__About this exercise__: Search the data below for the word "접속자현황" and report how many lines contain it, with no added words.

━━━ Given data

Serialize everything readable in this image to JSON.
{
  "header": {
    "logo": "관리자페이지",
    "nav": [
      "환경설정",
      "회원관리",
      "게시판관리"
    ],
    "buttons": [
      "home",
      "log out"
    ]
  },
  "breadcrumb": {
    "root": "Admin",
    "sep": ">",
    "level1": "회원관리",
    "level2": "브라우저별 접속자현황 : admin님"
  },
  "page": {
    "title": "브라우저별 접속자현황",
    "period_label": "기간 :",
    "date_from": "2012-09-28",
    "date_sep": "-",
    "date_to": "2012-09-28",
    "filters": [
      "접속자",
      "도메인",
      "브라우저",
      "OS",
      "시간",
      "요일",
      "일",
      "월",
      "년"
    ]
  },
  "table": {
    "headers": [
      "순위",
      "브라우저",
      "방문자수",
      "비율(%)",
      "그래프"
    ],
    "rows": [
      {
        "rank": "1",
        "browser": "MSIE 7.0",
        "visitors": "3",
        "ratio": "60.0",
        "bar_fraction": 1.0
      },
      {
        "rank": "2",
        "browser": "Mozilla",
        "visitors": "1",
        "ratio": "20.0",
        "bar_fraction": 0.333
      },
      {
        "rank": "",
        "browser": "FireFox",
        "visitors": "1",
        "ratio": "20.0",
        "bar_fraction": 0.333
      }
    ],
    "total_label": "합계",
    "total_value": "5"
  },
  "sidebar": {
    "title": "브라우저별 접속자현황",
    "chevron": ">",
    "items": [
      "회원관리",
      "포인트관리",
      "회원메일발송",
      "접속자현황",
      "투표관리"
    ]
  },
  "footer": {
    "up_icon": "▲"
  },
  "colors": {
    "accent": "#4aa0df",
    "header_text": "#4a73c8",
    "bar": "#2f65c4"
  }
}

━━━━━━
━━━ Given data

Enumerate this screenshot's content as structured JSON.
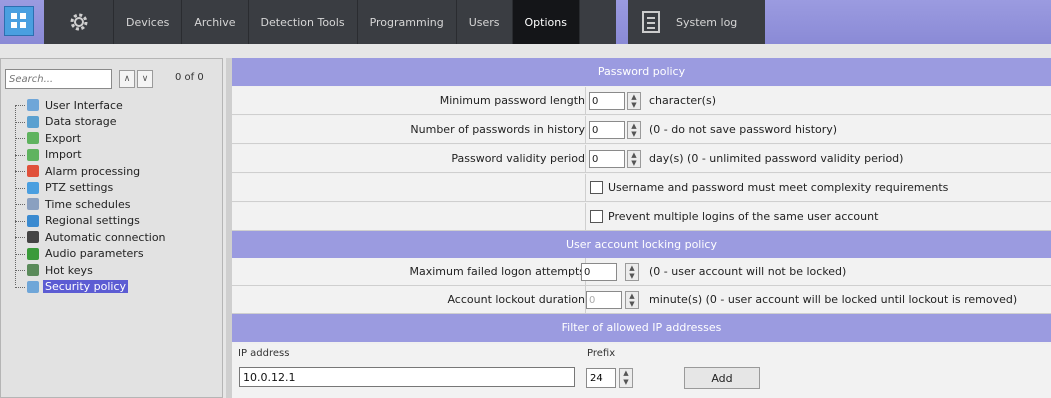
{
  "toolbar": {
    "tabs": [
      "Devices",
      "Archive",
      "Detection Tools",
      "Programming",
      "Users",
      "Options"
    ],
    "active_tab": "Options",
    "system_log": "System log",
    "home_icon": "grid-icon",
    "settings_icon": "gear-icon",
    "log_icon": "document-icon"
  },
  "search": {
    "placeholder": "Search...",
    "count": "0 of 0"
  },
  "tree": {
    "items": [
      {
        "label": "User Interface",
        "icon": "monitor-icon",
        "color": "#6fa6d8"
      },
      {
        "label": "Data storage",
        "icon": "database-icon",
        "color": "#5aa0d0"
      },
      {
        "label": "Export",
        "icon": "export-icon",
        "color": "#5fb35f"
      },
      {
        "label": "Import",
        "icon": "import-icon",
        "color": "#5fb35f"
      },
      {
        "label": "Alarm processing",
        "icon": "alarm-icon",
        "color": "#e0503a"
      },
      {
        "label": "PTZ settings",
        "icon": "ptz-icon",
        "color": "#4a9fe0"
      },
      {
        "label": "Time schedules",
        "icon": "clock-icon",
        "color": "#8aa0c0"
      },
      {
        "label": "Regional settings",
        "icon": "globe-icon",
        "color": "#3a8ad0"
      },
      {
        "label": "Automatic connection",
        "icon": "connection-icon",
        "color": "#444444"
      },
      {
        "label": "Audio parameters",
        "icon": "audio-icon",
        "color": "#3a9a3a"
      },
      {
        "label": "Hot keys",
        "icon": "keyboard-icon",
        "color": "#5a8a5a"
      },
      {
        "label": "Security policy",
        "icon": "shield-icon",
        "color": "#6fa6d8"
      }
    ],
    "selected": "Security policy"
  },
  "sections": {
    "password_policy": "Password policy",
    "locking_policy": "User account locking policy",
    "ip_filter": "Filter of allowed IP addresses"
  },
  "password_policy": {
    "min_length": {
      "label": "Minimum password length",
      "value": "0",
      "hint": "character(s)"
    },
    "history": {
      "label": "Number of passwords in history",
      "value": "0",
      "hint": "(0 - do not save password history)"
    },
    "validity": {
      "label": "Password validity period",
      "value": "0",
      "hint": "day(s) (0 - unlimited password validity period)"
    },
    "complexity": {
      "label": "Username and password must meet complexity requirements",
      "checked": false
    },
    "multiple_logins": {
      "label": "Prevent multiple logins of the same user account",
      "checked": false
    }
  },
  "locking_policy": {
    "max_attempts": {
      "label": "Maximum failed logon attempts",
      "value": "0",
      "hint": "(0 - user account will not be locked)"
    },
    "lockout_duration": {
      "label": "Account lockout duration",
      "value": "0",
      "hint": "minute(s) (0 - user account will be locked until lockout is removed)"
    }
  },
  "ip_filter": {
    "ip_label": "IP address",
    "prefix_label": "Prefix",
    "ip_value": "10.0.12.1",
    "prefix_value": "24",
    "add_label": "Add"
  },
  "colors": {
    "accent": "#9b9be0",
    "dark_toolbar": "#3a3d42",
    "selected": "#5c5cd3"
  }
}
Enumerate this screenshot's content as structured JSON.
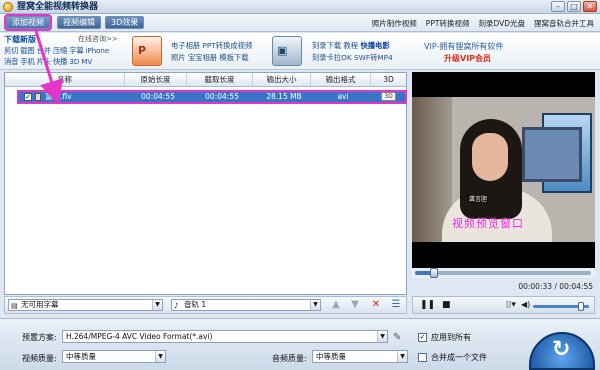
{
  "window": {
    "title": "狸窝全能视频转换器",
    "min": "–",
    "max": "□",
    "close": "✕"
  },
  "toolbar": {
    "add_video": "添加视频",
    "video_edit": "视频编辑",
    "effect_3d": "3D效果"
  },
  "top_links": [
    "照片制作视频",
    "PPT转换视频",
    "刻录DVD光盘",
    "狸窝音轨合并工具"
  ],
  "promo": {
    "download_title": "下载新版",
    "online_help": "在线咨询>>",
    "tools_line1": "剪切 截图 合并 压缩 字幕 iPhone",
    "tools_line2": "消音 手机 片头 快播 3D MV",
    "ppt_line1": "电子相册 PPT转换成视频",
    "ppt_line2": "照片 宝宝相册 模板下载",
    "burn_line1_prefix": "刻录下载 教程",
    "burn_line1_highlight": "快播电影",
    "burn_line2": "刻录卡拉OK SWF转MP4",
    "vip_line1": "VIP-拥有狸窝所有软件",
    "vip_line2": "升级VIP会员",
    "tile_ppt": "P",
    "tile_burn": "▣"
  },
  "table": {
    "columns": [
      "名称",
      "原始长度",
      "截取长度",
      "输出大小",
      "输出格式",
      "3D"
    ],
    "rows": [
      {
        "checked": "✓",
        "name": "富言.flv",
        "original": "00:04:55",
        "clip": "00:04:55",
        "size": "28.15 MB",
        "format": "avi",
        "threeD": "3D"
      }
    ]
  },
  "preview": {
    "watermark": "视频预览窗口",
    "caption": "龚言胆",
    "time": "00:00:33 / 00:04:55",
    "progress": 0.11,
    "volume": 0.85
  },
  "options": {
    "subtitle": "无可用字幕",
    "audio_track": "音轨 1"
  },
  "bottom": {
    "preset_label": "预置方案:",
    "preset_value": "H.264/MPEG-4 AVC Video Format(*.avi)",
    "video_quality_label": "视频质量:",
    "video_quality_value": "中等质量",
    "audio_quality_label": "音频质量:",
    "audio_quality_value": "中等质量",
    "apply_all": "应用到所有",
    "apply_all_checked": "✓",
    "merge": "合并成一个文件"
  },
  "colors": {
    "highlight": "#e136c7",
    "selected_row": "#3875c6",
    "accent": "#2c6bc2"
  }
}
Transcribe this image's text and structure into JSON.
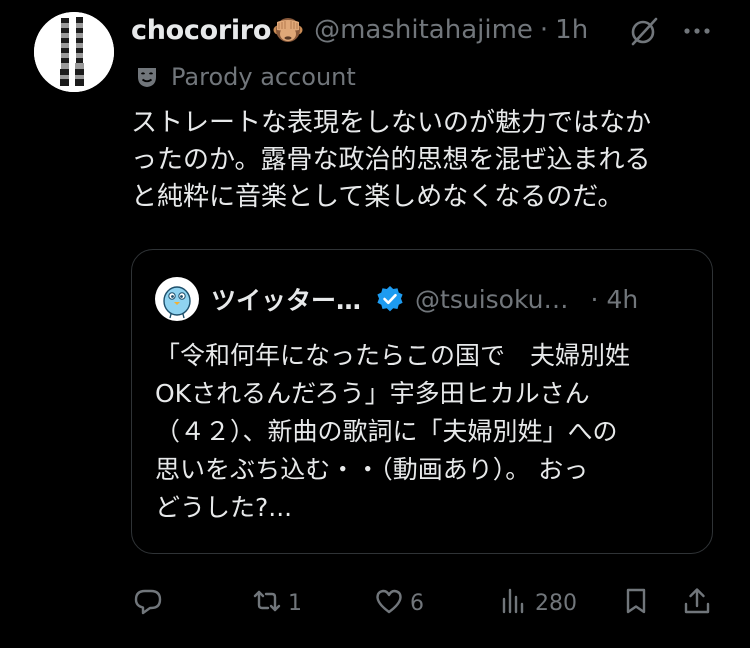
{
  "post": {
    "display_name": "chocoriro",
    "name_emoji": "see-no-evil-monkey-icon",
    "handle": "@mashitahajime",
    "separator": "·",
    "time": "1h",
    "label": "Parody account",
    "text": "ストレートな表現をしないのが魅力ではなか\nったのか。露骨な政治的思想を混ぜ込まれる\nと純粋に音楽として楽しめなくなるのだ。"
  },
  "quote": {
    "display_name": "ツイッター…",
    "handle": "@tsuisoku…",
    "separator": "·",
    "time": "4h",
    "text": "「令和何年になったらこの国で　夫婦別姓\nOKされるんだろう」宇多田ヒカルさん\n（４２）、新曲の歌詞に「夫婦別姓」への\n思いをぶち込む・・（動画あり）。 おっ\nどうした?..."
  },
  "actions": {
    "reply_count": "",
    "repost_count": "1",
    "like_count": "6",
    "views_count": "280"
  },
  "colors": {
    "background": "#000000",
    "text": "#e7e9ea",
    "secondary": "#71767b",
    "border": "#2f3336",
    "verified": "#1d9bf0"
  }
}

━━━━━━
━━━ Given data

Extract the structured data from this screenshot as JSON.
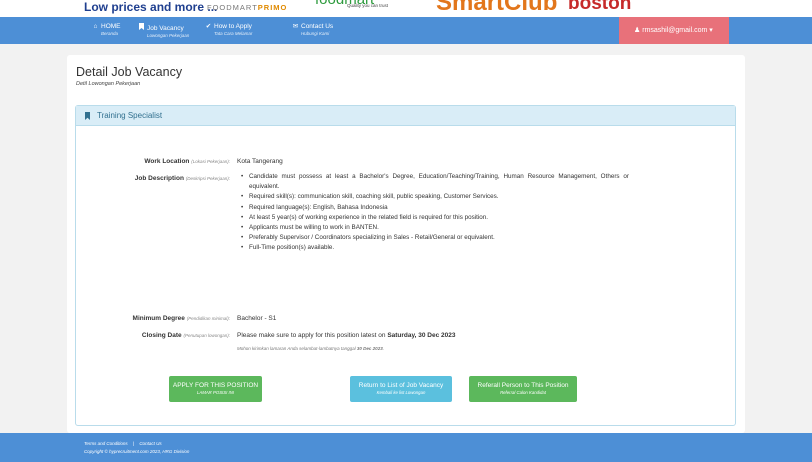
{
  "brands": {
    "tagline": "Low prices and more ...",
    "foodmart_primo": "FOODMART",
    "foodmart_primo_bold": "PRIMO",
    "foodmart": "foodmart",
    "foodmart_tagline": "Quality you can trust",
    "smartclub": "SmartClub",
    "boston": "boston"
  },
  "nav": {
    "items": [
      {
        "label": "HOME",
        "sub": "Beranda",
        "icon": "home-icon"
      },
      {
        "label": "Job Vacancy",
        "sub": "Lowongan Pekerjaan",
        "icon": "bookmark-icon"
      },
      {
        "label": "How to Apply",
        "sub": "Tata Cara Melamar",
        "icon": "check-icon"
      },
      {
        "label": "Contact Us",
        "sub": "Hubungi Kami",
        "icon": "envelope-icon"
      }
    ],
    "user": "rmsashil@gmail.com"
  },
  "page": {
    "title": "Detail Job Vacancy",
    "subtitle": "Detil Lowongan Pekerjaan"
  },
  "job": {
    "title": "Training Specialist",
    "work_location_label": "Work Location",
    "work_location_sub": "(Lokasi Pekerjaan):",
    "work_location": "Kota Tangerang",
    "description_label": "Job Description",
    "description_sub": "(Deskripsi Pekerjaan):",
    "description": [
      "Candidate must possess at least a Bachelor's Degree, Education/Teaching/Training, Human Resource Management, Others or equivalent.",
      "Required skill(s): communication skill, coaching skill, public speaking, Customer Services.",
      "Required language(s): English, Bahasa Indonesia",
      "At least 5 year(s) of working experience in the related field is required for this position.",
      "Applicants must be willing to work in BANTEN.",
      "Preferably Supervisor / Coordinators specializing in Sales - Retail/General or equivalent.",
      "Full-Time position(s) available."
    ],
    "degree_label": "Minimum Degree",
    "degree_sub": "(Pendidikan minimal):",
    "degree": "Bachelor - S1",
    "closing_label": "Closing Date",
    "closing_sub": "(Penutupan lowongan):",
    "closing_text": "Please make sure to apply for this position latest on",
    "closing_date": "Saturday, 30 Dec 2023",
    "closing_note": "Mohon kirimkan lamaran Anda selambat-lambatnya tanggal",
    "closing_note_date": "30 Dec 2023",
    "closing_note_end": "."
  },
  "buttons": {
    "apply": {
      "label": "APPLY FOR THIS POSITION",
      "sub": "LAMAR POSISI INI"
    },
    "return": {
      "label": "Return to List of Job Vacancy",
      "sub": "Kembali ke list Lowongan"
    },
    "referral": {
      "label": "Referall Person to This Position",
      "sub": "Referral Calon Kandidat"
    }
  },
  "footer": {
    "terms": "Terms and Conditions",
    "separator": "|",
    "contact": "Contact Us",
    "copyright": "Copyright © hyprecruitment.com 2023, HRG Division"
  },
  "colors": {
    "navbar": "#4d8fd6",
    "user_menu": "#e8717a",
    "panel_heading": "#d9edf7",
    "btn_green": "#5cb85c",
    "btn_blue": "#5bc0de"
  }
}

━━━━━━

__Response__: 4